**Task directions:**
Tally every line in the listing that holds the string "handle", then state the total and nothing more.

**Provided data:**
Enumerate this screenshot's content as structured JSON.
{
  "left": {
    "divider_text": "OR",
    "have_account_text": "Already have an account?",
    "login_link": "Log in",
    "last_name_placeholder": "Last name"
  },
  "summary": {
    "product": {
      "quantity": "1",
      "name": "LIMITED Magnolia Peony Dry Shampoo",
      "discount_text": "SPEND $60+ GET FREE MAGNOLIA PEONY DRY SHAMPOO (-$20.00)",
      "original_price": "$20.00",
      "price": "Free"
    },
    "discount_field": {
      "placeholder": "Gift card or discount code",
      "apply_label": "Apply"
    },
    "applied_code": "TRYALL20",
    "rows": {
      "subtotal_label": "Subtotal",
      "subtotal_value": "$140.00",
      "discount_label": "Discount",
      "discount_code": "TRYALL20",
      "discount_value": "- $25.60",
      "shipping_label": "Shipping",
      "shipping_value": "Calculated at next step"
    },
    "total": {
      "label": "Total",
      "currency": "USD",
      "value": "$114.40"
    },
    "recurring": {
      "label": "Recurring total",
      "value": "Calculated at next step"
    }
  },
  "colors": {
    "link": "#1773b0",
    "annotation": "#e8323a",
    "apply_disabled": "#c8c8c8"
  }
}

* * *

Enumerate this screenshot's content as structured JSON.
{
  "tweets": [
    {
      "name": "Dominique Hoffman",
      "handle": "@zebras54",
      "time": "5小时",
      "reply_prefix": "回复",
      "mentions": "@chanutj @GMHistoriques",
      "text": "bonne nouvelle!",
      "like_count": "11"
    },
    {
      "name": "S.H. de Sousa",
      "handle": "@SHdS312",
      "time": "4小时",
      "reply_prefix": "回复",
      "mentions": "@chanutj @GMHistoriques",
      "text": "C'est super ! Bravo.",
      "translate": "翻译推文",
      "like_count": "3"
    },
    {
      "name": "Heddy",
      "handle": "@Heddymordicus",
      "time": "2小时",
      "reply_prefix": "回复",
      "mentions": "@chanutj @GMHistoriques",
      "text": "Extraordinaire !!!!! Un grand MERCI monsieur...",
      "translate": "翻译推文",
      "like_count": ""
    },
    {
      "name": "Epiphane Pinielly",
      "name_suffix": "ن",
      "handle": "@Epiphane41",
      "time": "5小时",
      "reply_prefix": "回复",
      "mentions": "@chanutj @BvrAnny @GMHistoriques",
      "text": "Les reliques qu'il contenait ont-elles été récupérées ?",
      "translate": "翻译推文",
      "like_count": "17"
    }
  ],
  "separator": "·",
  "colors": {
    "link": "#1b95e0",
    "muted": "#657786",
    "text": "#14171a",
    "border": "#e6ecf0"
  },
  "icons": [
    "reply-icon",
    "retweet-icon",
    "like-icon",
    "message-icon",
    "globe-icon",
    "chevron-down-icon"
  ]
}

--

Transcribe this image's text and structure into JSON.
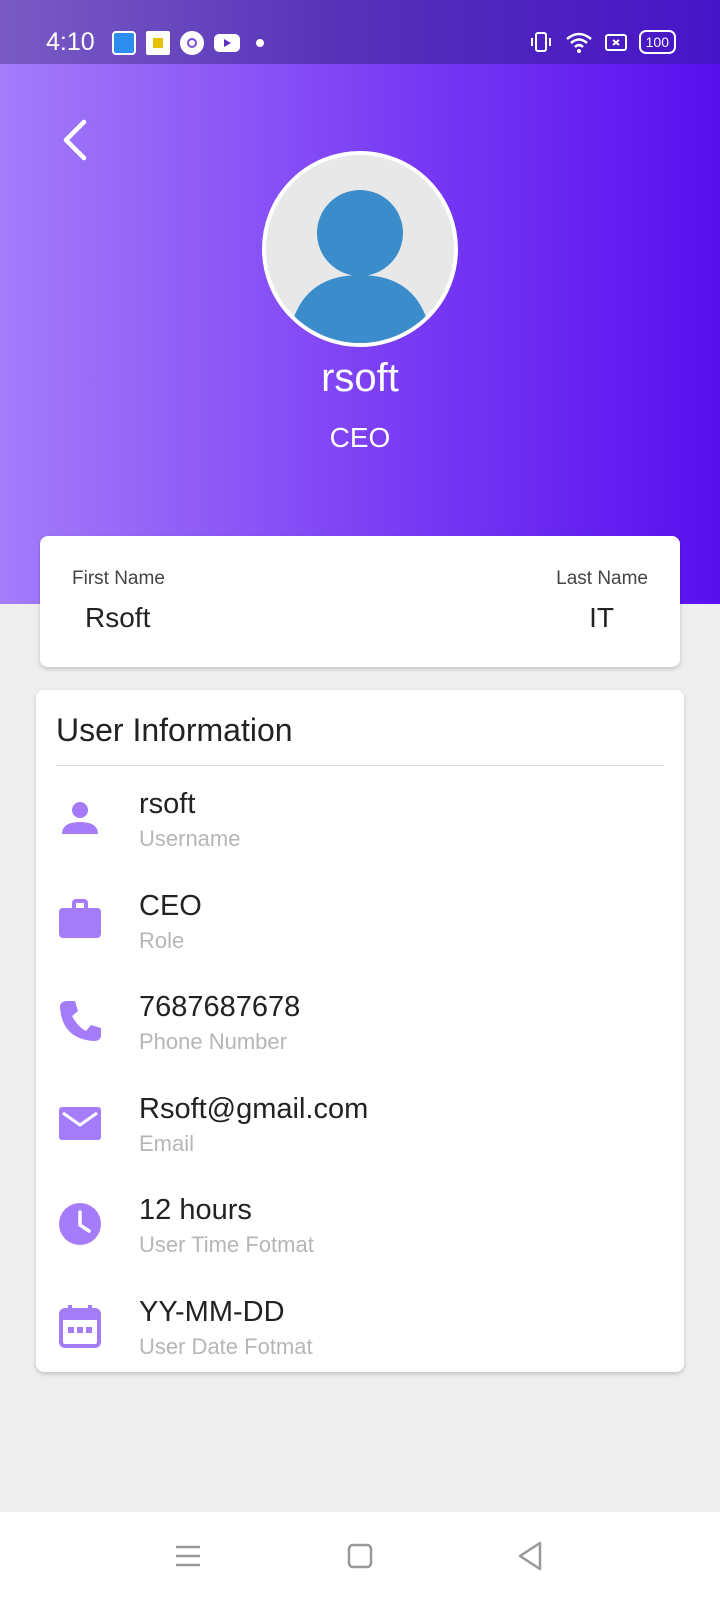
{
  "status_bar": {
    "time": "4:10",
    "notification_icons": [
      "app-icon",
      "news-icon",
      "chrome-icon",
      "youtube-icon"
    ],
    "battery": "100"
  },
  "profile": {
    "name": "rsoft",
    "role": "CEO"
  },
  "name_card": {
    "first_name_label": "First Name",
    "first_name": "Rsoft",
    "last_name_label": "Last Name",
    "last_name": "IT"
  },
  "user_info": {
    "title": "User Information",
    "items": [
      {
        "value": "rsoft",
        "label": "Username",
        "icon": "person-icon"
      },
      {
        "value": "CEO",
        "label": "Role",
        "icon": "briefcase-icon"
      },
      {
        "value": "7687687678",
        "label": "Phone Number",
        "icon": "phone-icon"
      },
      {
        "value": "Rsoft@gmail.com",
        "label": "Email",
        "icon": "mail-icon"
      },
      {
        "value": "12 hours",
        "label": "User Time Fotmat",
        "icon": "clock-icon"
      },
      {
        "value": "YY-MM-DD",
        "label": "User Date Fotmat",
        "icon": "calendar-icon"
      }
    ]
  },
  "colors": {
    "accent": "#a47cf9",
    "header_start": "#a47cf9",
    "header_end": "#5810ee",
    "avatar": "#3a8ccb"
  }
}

**Solution for this problem:**
4